Parenting is a rewarding and challenging experience; a blessing with lots of responsibility — and lots of challenges. July is Purposeful Parenting month, a time dedicated to raising awareness for parents about creating intentional, positive relationships with children. Purposeful parenting becomes especially important for divorcing or divorced parents. Children have a basic need for love and security and are especially sensitive to temperament changes of the home. Changes in routine or the absence of another parent or even the way you and your spouse act towards one another, can lead to a child’s negativity, acting out, self-doubt, feelings of abandonment, and many other issues common among children of divorced parents. Purposeful Parenting through divorce is one way to help your children navigate this transition in their lives, while fostering a close, caring and loving relationship between you and your children.
It’s easy to get caught up in a plethora of new life decisions and to focus all your energies on just getting through the divorce. While the divorce process is important, and it may seem that your children are doing “okay”, be aware of any – even the smallest – sign of distress. Things like low appetite, excessive tantrums, poor grades in school, and general disinterest, are all indications that they might not really be that “okay” after all.
As parents we often feel we need to keep it all together and have all the answers — even when we don’t. It’s important to be authoritative and provide direction as a parent, however, it’s equally important that you don’t put a false mask on everything. Assure your children that everything will be all right (which it will!), and that you are still able to continue to be a strong support system for them. Be authentic in your conversations with them though. It’s okay to show vulnerability and even uncertainty if that’s what you’re feeling. Your ability to be vulnerable and authentic will allow your children to see that it’s okay for them to be vulnerable and authentic in their conversations with you too. Children can thrive with even one parent who has good parenting skills.
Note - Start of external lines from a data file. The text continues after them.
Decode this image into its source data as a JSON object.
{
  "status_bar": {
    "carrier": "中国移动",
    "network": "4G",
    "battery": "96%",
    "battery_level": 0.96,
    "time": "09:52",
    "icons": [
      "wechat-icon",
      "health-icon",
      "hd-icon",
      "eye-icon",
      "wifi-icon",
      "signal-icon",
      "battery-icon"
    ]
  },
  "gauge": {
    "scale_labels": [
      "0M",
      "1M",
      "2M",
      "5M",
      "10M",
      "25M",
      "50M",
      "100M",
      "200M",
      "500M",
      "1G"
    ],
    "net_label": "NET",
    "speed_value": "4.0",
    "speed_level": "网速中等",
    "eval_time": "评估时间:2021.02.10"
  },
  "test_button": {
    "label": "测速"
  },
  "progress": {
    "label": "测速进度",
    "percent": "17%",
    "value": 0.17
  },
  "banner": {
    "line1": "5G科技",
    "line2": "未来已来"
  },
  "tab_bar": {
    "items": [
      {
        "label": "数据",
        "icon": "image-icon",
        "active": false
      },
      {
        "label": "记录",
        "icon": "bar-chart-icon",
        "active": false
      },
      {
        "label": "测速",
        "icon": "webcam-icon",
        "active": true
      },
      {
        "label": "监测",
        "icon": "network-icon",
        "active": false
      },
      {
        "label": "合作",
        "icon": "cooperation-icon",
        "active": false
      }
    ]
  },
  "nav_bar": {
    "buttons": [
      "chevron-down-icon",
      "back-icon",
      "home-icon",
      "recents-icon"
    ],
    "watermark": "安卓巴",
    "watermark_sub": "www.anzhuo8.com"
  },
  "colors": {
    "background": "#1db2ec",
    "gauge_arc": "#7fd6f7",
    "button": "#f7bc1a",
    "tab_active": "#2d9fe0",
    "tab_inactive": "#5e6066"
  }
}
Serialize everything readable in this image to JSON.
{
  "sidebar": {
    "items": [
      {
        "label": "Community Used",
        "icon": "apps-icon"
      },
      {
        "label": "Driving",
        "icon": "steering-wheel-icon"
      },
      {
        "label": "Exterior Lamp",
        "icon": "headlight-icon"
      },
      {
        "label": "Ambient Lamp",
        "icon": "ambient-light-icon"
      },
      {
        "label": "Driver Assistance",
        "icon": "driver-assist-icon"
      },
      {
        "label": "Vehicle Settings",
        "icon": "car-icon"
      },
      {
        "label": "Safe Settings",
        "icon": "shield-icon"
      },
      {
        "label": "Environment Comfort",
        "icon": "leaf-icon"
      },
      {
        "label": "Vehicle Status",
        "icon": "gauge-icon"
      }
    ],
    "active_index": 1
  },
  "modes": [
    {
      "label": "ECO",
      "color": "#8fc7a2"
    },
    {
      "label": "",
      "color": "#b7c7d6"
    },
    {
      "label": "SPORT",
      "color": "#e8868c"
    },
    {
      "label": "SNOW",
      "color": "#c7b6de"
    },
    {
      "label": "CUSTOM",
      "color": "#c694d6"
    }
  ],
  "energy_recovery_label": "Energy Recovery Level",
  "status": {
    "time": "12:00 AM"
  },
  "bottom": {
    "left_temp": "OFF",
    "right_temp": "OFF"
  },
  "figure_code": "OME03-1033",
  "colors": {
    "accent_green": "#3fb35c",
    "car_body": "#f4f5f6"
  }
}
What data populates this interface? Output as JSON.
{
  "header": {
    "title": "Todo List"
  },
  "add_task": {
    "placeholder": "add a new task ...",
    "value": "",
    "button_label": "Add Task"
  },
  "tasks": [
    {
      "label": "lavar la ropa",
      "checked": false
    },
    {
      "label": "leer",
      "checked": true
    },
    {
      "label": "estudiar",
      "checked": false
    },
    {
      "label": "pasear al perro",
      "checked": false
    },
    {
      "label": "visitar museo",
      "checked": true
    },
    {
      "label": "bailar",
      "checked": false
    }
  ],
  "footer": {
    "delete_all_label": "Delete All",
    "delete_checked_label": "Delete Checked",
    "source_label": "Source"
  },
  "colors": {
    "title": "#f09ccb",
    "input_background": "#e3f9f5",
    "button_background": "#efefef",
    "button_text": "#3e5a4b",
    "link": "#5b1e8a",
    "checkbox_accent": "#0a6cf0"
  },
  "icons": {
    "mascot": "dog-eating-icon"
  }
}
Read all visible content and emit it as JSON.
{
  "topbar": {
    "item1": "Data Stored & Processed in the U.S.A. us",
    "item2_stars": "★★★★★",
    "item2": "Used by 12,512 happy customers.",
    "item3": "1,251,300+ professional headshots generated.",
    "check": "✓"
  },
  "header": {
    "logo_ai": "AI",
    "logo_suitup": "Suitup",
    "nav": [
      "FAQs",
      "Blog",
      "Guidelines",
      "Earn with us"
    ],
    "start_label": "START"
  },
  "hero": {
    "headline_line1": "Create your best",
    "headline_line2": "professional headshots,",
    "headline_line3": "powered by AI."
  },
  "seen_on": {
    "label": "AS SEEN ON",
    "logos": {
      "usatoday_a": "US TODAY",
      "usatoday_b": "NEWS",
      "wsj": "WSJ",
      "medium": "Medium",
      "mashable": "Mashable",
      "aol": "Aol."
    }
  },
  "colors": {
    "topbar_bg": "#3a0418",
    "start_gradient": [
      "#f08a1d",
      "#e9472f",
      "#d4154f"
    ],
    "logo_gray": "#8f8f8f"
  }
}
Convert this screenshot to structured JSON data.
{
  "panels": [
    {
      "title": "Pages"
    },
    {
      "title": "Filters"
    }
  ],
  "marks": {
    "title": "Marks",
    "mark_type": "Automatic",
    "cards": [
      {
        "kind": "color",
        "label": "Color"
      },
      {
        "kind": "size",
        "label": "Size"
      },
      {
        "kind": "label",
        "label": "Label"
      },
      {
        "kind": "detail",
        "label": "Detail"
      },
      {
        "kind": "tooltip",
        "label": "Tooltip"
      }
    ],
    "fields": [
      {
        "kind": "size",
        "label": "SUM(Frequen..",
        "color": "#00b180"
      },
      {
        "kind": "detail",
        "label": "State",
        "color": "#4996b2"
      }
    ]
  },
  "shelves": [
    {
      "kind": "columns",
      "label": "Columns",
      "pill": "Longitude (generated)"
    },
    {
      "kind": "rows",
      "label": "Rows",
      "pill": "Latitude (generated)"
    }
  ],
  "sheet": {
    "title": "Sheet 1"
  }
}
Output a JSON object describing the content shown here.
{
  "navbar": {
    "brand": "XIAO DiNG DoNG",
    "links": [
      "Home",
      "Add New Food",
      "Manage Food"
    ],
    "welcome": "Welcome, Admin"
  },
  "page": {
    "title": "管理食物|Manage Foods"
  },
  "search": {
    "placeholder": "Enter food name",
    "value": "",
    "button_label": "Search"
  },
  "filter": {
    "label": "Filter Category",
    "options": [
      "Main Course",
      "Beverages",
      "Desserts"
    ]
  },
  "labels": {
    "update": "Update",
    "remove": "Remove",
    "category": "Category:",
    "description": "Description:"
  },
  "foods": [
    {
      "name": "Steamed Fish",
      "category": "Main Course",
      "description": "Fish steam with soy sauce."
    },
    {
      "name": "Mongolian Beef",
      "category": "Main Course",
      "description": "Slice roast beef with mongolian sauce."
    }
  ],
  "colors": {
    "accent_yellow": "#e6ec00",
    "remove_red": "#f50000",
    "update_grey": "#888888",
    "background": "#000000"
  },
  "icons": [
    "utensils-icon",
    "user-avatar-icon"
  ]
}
Few things undermine a child’s sense of security and continuity than parents that disagree on parenting issues. During and after divorce it’s even more important to be on the same page, so that your children experience as much stability as possible during the divorce transitions. It’s not uncommon for divorcing parents to want to be “the good guy” and relax previous rules and regulations as a way to make up for the hardships they feel they’re putting their children through. Unfortunately, this creates even more confusion for children who, if anything, need additional structure and security in their lives at this time. It’s also not uncommon for parents to make up their own new parenting rules and exceptions – especially if they weren’t necessarily fully on board with compromises previously agreed to while parenting together. Remember the goal isn’t for one or the other of you as a parent to “win” – the goal is for your child to have the most positive childhood experience and upbringing possible. If you and your ex are at odds regarding parenting, get in alignment together first, so you can effectively co-parent for the benefit of your child(ren). Note: If your divorce is predicated on your ex being abusive or otherwise not a positive influence in your child’s life, and/or the courts have denied parental rights to your ex, then co-parenting is not necessarily recommended and the above recommendations can simply be adjusted for purposeful parenting as a single parent and extended family support. Further, sometimes you and the other parent just “agree to disagree” if you two have different parenting skills.
Purposeful parenting through divorce involves modeling to your children the behavior you’d like them to learn. Divorcing couples often find it difficult to refrain from bitter words and spiteful actions toward their ex partners. Regardless of whether or not you think your children can see or hear you, if you’re truly so angry or hurt that you can’t control negativity towards your ex, your children will feel it. Read our article on how Parental Alienation Can Hurt Your Kids for more on this subject. Also, examine the attitude you display when saying something about the other parent.
As the airline stewards all say, “Put your mask on first before helping others.” Divorce can be tough. It can be even tougher to manage if you’re so busy trying to take care of your child(ren) that you don’t take care of yourself too. Remember that your child(ren) are looking to you for re-assurance that things are, or are going to be, all right. Sleep, eat, and take time to keep yourself nourished (physically and emotionally), and you will be much better able to support your child(ren) through this difficult transition period to your new empowered life. Here are some additional San Diego Resources For Support During Your Divorce, and as always, please reach out to us if you need any legal support during your divorce.